I hear what you are selling.
I am just not buying it (unless I can convert it into food for at least a month should I not like it).
Those whacky, cut-up analysts!
Does anyone really believe we can consume our way to prosperity again?
Talk about treating most things you read with a healthy dose of skepticism.
I know we tolerate being driven to upgrade our devices every two years or so, but we really should not; especially since they are not even made in this country—which is the real way to boost GDP: return the majority of the miserably low-paying service sector jobs we have had dropped into our laps for those that involve actual production of real goods in factories.
Personally, I do not buy first revisions of anything that comes out. Let the beta tester consumers have at the iPhone 5 rev. 1.
The global economy continues to disappoint us all—and all over the world, too.
Its promise has not, and will not ever, be fully realized—at least in its present, unbalanced configuration.
Economic pundits (most of those who thought the U.S. economy was doing just fine and did not see the 2008 financial meltdown coming, mind you) are predicting the Federal Reserve will most likely announce another version of quantitative easing (QE3) Thursday.
I hope they do not.
As far as keeping interest rates low…
Is there anyone out there left eligible to borrow money that has not done so already?
The lack of interest on our bank accounts is killing those of us who would like to save.
So the cycle of not saving, borrowing too much and using too much credit (and not cash) to pay for things continues.
Interest rates have to go up and we will take the pain in the short term, in favor of having a future with hope for a better life long-term.
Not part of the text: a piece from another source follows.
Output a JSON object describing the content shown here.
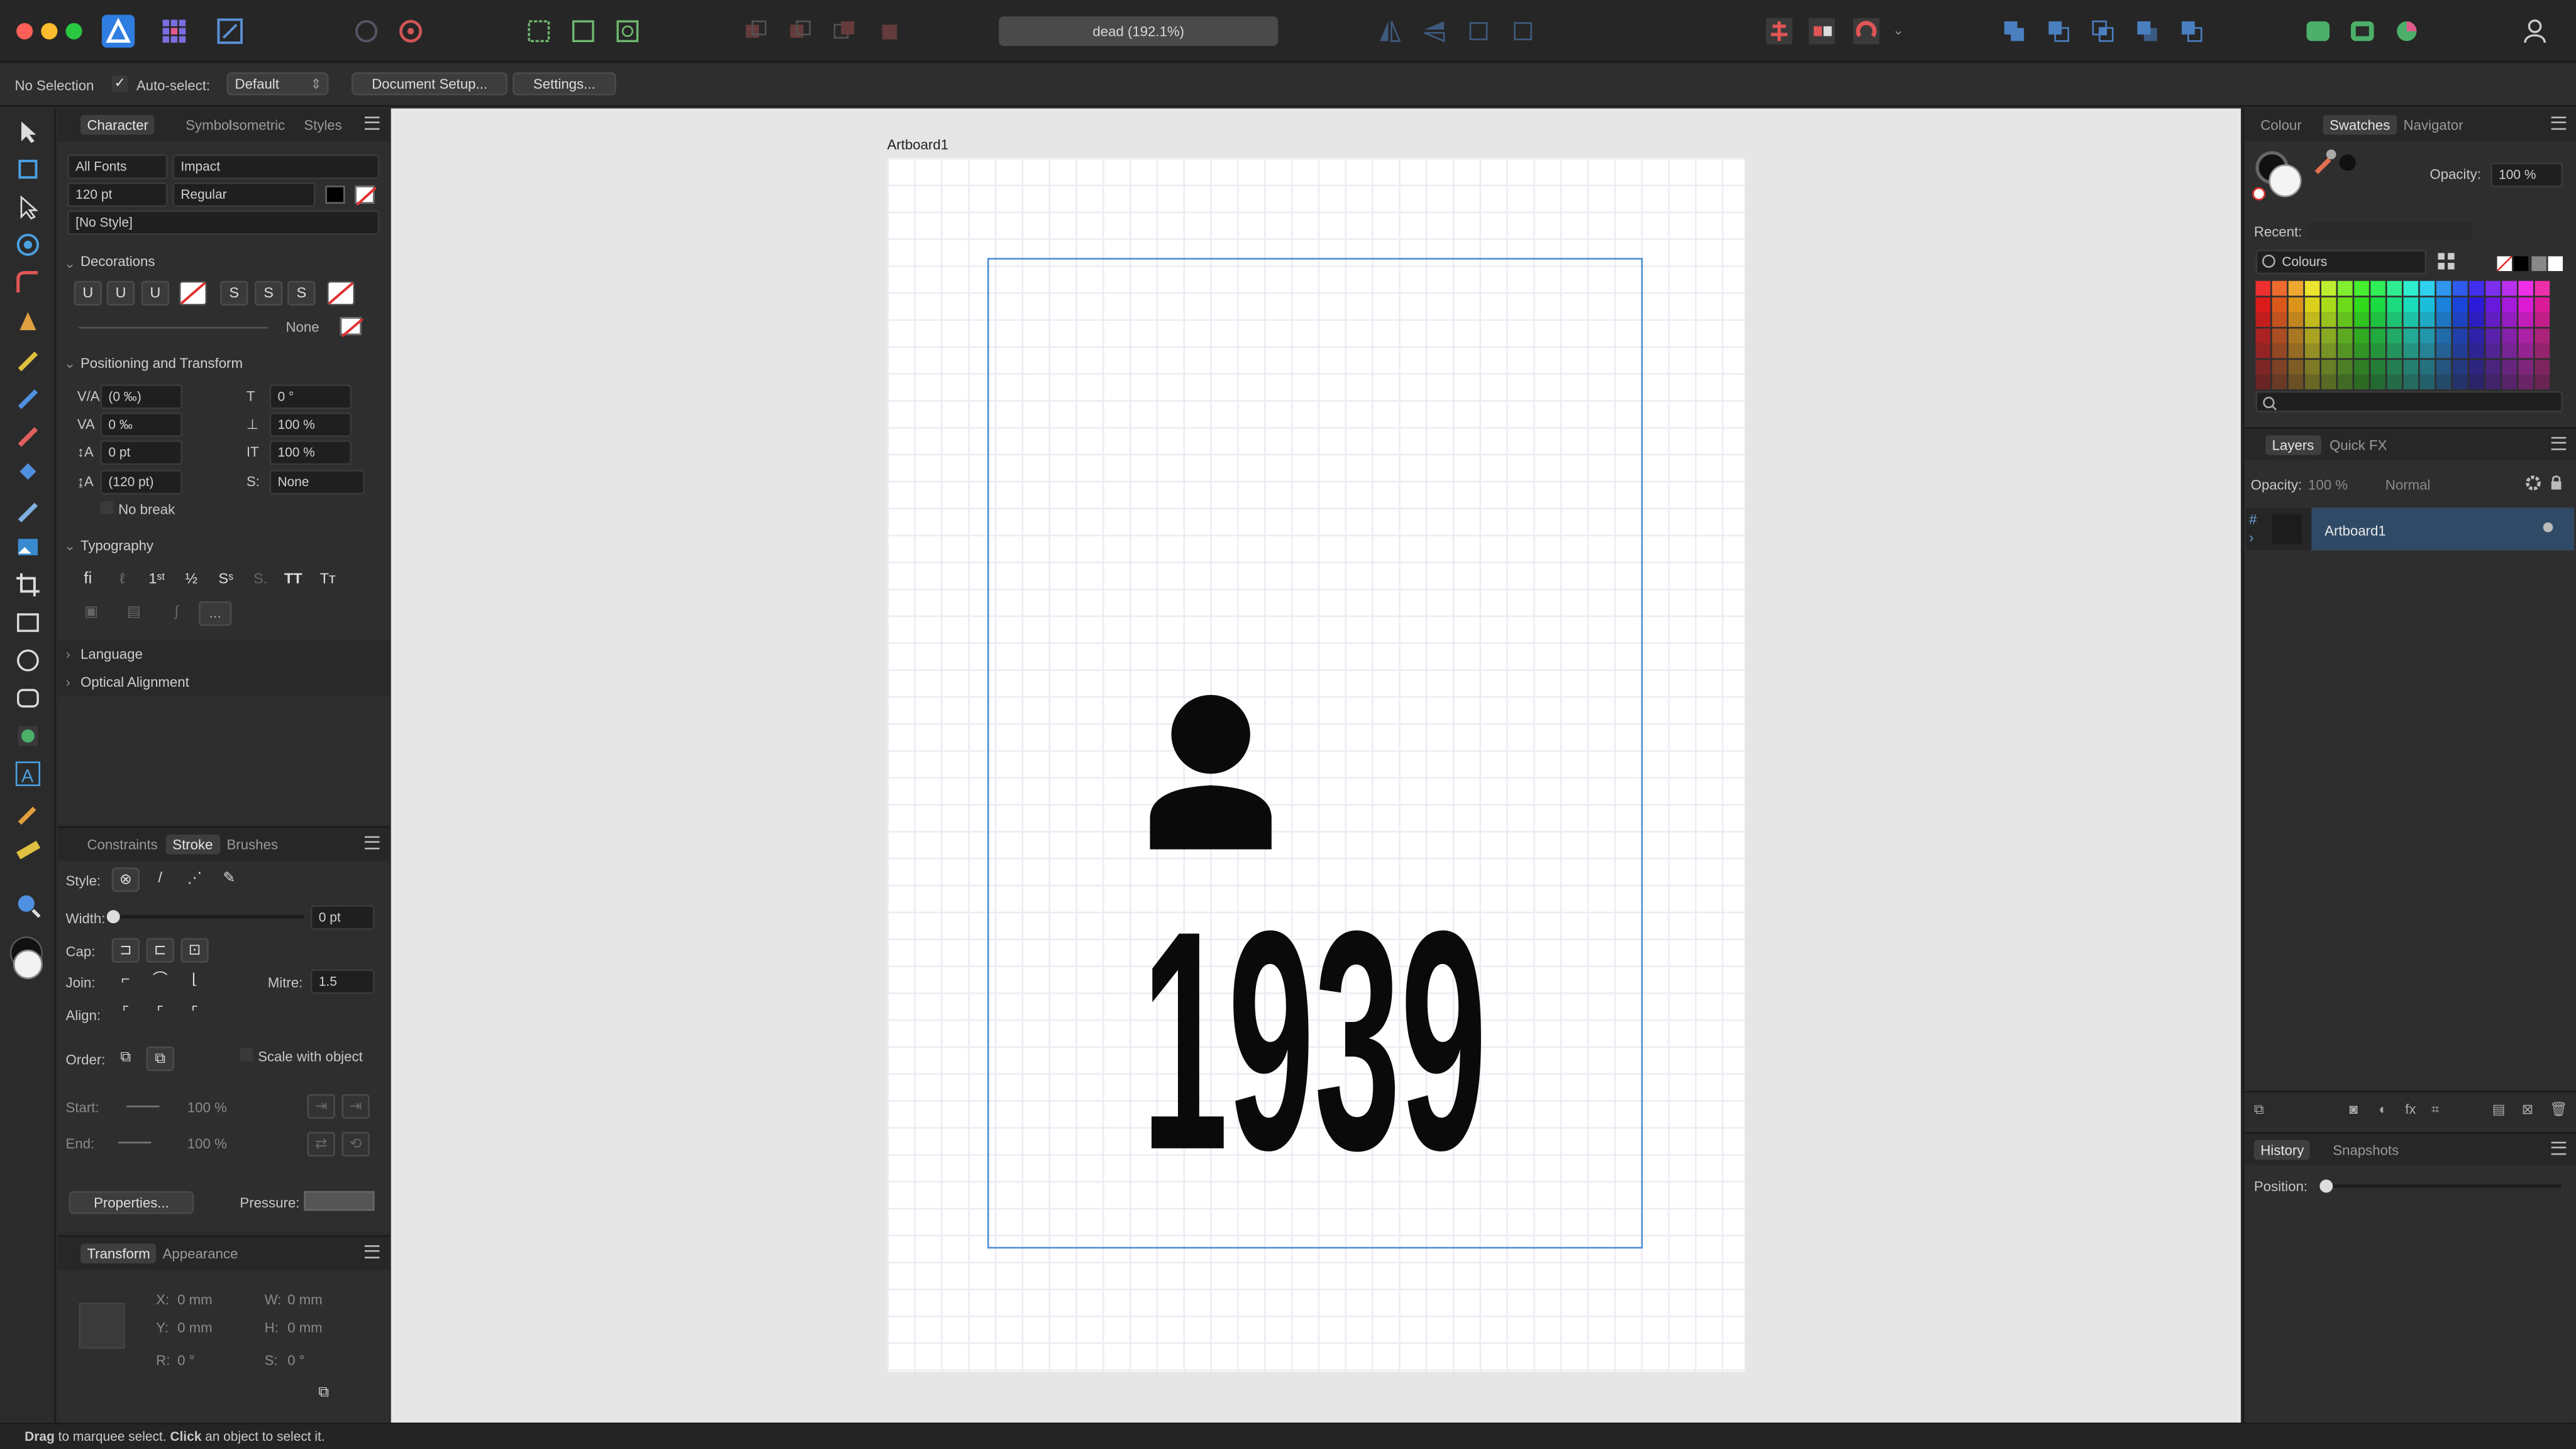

This cannot possibly occur with our present, Fed-induced fiscal policy. With the stock market being the only measure of the economic triangle (the awful poor housing and unemployment corners being the others) doing well, however, and the fact elections are coming in less than two months, can the Fed afford not to use their remaining ammunition to keep Wall Street pumped up (at least through the election), with the fresh flow of liquidity to our capital markets that is QE3?
We have all heard the old saying love does not pay the rent.
Well, the iPhone 5 does not either.
Unless of course Apple builds in a new feature that provides for the possibility that should a consumer be less than pleased with their shiny new toy, with the press of a button, the iPhone 5 will transform itself into a month’s supply of groceries.
Then we could argue that, even though love does not pay the rent and neither does the iPhone 5, at least you can eat the iPhone 5 (in a manner of speaking)!
I’m thinking this feature is irreversible once activated, too, and you can only use it once, of course.
For example, let us say you are unemployed or underemployed.
But you feel you absolutely must have the iPhone 5.
You rush out as soon as it is available, give the man your plastic and voila! iPhone 5, baby!
You are loving it, now, too.
Just check out that better social media tool integration—emphasis on the “tool.”
But the credit card bill rolls in and you suddenly realize you find yourself just a little short at the end of the month, even with floating it with just the minimum payment.
The prospect of ramen noodle for the next two weeks is distressing.
So, you press the “food” feature button and BAM!
Your iPhone 5 immediately vaporizes in your hands (saves on recycling fees!) and an electronic gift card to your grocery store of choice (that you specified in your iPhone 5 terms and conditions of use agreement) is transmitted to your email address for use.
The iPhone 5—the revolutionary smart phone you can actually eat!
Get me Apple Marketing and R&D…I think I’m onto something!